• **ABOUT THIS TASK**: Where the word "https" shows up in the entries below, please copy the whole line.

==*==

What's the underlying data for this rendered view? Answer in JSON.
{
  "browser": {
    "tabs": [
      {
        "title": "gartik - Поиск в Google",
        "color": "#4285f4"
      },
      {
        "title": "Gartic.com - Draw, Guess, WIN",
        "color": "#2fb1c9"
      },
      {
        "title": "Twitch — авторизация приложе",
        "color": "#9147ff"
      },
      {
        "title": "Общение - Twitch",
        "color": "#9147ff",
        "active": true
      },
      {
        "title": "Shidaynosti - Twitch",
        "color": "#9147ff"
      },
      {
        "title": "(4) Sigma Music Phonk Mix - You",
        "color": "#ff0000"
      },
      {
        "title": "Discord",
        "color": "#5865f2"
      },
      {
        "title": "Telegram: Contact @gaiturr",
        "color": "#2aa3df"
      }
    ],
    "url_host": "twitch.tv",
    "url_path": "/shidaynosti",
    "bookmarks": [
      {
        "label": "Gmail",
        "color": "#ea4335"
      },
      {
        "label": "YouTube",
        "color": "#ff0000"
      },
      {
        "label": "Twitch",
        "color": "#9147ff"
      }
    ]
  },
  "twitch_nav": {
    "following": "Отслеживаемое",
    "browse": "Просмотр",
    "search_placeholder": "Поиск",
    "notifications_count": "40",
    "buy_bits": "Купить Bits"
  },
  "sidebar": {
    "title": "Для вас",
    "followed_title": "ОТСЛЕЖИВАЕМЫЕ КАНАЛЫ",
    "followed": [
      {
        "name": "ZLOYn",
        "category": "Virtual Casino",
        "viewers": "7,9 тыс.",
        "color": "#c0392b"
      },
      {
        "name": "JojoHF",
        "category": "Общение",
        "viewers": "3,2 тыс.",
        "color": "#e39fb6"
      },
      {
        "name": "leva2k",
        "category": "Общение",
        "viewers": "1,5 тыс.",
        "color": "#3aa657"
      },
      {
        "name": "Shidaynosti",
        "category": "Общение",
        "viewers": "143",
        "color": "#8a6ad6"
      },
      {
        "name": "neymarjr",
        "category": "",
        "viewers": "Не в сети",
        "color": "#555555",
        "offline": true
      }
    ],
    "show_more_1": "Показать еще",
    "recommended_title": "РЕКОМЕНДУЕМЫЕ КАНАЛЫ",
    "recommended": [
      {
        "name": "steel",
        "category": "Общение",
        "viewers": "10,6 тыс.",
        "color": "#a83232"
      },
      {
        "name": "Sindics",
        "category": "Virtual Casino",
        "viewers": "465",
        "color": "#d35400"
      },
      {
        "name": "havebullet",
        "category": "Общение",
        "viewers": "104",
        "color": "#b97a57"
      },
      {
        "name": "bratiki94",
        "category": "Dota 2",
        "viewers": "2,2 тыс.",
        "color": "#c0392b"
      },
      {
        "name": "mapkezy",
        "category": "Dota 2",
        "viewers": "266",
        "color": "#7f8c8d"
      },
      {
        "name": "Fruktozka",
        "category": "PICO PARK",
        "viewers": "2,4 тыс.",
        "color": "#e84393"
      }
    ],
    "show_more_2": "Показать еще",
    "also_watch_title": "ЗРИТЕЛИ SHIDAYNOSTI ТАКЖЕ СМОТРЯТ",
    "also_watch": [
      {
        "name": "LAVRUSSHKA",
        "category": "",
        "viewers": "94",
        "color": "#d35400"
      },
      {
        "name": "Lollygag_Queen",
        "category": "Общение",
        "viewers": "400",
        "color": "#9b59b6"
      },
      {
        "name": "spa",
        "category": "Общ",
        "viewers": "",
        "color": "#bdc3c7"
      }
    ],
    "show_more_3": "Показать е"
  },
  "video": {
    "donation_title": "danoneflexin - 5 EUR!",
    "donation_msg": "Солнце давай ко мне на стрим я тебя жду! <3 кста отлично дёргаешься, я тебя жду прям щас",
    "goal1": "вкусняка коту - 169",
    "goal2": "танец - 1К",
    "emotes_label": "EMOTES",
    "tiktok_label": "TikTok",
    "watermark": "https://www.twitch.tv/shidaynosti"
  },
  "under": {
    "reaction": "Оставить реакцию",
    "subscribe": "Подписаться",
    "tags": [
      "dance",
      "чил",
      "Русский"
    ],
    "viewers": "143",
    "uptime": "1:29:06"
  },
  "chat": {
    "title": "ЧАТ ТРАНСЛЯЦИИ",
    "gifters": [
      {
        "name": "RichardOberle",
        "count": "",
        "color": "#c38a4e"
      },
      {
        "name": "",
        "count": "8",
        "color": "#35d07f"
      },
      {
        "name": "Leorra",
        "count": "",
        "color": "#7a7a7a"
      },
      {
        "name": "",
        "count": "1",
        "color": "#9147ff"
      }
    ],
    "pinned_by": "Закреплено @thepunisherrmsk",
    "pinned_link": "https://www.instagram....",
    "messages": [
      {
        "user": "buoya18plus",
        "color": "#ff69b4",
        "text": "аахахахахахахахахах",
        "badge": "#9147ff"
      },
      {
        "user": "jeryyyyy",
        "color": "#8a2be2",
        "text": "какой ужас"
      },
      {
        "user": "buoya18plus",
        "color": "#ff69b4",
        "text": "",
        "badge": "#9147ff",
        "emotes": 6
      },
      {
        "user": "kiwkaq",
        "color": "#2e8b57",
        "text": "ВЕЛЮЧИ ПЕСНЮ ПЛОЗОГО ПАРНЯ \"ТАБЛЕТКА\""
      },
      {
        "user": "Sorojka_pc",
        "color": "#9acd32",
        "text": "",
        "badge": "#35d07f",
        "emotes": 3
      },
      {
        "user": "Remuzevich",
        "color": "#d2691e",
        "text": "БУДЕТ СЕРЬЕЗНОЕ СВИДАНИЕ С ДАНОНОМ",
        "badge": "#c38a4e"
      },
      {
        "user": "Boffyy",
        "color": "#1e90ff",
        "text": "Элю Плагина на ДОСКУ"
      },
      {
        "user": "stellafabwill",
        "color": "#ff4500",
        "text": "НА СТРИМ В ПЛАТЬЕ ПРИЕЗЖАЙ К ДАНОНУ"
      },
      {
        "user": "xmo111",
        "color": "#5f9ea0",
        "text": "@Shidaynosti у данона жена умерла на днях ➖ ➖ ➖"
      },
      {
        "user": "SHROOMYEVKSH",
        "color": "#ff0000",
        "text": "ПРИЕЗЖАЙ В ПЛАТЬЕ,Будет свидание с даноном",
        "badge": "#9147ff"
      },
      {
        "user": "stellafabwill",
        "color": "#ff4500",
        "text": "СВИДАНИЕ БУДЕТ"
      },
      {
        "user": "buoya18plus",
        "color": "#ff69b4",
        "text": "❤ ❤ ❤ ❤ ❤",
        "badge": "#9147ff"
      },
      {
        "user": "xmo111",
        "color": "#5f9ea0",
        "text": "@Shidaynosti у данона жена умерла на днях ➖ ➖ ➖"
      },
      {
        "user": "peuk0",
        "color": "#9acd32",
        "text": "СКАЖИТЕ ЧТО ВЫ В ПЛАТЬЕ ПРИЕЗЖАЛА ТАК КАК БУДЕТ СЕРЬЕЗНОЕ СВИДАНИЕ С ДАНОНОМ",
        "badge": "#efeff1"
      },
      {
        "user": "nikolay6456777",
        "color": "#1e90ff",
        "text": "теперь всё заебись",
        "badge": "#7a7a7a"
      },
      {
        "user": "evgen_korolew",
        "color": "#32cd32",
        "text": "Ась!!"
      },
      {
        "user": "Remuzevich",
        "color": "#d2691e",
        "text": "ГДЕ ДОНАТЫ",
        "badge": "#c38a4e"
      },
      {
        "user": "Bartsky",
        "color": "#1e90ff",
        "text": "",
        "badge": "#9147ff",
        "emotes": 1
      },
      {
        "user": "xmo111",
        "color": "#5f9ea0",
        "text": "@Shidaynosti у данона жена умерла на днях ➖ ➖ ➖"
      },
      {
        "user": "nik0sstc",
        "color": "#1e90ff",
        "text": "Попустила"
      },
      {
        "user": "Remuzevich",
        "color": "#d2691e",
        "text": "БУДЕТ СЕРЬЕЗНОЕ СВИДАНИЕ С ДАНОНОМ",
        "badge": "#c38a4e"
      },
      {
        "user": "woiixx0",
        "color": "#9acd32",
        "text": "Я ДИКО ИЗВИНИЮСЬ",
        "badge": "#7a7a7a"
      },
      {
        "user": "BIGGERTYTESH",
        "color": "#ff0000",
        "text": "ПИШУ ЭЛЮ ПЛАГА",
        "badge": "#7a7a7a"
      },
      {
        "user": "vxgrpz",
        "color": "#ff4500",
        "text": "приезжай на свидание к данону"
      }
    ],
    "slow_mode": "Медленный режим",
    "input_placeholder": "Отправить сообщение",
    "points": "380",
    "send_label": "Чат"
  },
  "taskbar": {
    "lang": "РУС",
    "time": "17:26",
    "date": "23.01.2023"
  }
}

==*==

• **TASK SOLUTION**:
    "watermark": "https://www.twitch.tv/shidaynosti"
    "pinned_link": "https://www.instagram....",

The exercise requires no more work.